(Page and application data records)
※ ※ ※
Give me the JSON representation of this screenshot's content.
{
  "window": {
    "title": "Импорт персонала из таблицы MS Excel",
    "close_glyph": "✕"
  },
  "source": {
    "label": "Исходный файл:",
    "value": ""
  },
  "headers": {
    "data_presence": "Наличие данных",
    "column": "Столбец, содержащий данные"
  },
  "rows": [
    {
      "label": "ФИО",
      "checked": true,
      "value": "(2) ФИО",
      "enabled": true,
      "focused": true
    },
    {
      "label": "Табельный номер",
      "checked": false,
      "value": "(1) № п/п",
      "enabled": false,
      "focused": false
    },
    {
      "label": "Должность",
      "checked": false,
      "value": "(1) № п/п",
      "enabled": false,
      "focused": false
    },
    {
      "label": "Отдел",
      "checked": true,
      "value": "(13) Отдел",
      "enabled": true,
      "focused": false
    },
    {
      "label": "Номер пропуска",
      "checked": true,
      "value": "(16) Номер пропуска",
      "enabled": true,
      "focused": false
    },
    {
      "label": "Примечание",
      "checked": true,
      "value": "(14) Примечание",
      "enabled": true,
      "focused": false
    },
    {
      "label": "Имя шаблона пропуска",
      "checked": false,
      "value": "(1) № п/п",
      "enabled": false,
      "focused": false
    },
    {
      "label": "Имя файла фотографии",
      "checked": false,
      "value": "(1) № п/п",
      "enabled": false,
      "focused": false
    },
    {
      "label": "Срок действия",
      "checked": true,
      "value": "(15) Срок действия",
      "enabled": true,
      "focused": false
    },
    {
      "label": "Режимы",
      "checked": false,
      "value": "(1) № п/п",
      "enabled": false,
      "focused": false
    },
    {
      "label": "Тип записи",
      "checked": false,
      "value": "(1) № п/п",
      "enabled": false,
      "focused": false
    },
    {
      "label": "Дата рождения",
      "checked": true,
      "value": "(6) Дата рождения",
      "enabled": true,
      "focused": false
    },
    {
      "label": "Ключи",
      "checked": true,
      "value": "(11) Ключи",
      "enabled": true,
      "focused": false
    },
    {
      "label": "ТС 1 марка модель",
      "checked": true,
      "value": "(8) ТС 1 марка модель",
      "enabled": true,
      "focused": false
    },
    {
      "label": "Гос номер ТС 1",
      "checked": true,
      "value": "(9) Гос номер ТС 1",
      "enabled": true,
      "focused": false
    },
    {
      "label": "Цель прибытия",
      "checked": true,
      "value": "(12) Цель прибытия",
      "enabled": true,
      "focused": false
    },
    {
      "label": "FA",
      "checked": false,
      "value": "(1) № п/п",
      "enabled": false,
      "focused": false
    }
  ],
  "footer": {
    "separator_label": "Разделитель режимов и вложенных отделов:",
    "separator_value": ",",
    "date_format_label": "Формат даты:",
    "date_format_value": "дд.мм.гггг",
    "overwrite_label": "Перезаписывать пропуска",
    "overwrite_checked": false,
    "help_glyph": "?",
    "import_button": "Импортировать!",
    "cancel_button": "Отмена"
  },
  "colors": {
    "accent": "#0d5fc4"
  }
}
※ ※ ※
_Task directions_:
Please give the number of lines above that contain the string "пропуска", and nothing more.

_Answer_:
4